If the power to tax involves the power to destroy … then conversely the power to grant credit involves the power to create and divert.– Charles M. Haar, 1960
To win over skeptics during hearings on the National Housing Act, Winfield Riefler, a witness from the Federal Reserve Board, touted the fundamental safety of the mortgages the proposed Federal Housing Administration would insure: “These will be model home mortgage instruments, and not distress instruments.” He went on to explain that only high-quality lenders, borrowers who met strict credit standards, properties sure to hold their value, and a mortgage contract itself that contained all of the latest safeguards would be eligible for insurance under the new program. “The standards are designed to be the highest type.”
“Where do you draw the line?” New York Senator Robert Wagner responded. “What is eligible and what is not?” The text of the proposed legislation offered only vague guidance. After the National Housing Act was signed into law in August 1934, officials of the newly established FHA faced the gargantuan task of writing rules that would allow the agency to function as Riefler had promised. Importantly, they had to specify just what kinds of borrowers, what kinds of lenders, and what kinds of properties would be of the quality that the government deemed insurable.
To some extent, all public policy must contend with questions of access and exclusion. Whether by deliberate design aimed at “target populations” or by happenstance as formal policies and regulations interact with on-the-ground conditions (producing, for example, policy drift), policies contain barriers that can systematically make them easier or more difficult for some groups to access than others. This quest to develop policy standards (not to mention the quest for standards at the firm or market level), then, can have major consequences for the distribution of opportunities in a society. Yet political scientists often overlook that side of policy-making, focusing instead on the factors that precipitate a policy's passage.

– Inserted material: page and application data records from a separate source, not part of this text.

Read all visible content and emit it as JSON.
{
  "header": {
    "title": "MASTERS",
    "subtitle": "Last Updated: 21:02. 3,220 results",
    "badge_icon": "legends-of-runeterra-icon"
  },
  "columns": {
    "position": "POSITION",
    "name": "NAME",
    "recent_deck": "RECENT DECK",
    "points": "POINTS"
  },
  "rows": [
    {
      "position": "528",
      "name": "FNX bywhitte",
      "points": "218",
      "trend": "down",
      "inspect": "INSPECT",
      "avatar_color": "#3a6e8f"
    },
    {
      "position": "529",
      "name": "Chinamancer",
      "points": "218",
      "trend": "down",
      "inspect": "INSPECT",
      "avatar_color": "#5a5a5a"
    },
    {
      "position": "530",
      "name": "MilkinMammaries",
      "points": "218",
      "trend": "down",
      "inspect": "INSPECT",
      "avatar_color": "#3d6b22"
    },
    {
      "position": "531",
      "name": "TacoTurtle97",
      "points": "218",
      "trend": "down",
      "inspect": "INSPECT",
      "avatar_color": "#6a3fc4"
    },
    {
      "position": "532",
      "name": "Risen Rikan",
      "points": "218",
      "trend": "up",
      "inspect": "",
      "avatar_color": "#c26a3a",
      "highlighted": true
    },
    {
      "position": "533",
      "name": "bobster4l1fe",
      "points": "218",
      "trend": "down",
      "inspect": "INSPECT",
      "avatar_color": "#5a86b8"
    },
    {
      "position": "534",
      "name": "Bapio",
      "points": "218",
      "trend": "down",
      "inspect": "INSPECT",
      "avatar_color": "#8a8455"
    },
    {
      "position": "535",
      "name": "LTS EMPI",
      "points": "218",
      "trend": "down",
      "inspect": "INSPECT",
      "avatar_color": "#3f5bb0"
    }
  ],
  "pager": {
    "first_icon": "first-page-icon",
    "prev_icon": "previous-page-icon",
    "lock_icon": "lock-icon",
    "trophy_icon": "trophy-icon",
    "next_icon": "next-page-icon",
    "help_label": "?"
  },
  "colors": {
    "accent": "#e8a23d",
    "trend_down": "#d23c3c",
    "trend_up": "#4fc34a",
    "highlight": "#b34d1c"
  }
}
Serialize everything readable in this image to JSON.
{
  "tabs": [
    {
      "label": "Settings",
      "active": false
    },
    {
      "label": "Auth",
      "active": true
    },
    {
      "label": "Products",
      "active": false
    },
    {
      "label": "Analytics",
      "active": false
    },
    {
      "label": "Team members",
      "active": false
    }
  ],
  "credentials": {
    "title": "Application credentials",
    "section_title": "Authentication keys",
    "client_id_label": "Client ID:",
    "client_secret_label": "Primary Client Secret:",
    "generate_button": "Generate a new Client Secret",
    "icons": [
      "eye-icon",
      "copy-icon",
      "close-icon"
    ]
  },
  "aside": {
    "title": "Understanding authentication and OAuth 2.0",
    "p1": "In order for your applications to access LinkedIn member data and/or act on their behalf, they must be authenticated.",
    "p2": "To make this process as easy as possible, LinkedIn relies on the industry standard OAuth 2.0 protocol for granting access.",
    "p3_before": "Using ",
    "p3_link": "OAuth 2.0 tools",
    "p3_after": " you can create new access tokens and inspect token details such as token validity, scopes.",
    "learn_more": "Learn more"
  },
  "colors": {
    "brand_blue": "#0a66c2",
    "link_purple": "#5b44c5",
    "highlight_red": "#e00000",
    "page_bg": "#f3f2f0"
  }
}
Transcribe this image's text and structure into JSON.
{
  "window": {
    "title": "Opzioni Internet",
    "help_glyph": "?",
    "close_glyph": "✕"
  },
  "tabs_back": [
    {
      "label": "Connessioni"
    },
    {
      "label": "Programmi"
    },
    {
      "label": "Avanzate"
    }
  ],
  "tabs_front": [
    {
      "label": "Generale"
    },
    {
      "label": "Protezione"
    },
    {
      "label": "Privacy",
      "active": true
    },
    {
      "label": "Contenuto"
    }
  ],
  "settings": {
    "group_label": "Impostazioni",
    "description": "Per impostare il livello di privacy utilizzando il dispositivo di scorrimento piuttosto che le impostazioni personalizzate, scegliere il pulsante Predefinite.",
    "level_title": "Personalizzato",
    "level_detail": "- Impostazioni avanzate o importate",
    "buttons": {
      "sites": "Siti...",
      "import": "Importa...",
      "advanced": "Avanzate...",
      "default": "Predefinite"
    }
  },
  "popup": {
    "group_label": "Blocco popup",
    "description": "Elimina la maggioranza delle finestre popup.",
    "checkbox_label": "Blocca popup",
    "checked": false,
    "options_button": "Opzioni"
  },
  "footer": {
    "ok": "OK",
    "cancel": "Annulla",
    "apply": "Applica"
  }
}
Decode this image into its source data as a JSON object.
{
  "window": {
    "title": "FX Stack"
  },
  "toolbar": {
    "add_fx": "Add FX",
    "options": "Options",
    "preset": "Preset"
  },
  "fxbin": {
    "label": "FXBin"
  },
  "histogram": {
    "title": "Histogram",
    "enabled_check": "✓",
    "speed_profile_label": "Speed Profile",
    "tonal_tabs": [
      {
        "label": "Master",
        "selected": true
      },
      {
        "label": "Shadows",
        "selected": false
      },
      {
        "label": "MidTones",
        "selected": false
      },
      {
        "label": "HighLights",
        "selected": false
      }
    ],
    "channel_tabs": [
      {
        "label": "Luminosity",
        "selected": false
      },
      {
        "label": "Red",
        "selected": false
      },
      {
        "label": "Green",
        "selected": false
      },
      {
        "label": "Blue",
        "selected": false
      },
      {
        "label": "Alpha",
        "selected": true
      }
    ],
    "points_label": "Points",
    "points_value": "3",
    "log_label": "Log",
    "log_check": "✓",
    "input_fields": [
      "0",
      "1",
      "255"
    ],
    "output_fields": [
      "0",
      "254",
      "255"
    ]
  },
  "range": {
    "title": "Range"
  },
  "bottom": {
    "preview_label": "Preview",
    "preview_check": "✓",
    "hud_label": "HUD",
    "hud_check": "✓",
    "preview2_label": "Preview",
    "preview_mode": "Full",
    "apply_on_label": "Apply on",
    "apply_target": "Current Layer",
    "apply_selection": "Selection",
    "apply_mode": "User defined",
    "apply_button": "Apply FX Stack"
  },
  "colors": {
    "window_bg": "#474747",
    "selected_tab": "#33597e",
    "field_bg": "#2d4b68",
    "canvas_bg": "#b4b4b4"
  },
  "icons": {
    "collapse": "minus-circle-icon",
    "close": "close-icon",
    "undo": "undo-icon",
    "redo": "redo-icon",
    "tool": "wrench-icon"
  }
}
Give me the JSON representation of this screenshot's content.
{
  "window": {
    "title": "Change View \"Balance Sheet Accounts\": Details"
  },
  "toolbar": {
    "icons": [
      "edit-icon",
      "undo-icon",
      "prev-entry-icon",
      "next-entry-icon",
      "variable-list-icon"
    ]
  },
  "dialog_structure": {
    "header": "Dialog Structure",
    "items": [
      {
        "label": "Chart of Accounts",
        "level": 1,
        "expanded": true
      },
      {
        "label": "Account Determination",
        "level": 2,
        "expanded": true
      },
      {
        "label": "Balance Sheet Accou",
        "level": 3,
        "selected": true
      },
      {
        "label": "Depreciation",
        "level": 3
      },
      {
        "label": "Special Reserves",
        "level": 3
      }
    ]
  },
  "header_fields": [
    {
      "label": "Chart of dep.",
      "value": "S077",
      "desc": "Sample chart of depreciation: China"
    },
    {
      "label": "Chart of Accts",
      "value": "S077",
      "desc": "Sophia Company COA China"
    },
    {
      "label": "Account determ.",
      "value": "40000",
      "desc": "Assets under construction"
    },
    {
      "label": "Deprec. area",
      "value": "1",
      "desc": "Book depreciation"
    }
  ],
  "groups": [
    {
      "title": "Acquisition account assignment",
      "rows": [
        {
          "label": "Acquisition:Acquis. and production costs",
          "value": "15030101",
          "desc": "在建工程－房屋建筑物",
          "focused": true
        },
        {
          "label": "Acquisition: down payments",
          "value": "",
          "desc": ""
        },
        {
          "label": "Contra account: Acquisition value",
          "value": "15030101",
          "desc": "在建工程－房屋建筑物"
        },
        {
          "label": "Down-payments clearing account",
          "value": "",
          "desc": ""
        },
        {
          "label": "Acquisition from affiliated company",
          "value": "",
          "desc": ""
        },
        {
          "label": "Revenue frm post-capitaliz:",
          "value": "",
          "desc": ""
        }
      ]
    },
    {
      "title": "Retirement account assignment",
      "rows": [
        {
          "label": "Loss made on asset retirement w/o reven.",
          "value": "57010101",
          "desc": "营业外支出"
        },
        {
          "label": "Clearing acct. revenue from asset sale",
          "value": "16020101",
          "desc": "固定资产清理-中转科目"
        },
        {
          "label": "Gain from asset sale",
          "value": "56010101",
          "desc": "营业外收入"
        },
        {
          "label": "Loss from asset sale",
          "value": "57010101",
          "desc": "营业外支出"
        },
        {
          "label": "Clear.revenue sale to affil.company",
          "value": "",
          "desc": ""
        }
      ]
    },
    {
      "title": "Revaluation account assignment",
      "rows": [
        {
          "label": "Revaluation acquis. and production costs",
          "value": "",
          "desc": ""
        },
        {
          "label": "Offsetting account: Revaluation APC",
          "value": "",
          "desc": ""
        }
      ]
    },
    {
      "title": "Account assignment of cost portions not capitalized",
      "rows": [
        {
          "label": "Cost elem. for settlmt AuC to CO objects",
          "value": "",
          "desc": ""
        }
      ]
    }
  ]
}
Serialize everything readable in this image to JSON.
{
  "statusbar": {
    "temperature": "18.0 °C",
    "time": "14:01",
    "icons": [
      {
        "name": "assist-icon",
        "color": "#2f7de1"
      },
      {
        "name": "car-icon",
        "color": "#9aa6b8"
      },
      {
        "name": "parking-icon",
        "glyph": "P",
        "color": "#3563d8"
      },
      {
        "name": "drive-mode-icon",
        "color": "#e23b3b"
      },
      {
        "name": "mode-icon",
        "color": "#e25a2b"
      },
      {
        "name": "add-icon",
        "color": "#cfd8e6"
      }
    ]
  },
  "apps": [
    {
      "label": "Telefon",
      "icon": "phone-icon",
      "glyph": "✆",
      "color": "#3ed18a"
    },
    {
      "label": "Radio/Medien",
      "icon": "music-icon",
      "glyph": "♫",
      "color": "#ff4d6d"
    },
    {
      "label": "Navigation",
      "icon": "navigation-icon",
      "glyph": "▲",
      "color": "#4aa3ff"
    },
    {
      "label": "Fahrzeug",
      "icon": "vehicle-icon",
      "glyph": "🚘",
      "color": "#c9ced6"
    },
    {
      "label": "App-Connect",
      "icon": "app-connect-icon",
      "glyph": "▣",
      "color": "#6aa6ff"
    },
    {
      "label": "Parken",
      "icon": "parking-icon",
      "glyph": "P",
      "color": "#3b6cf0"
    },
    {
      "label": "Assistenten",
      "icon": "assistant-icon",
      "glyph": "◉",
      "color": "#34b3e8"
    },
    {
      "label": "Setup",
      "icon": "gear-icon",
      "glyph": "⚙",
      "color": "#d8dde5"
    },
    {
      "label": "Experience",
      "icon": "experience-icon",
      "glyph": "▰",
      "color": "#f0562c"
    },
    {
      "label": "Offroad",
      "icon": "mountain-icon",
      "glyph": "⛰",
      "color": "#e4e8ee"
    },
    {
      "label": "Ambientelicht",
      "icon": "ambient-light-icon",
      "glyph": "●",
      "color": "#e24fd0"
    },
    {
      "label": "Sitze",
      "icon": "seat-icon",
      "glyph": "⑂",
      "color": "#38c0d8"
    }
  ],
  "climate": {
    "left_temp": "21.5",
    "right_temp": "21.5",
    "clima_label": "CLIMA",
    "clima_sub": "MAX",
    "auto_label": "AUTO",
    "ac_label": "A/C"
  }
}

This chapter has two aims. The first is to examine howgovernment mortgage policies have delimited access to mortgage credit over time and, in particular, to understand whyit was that certain decisions about access were made (or not made) in the phase of implementation, leading to easier access for some groups of Americans, or some types of housing, but not others.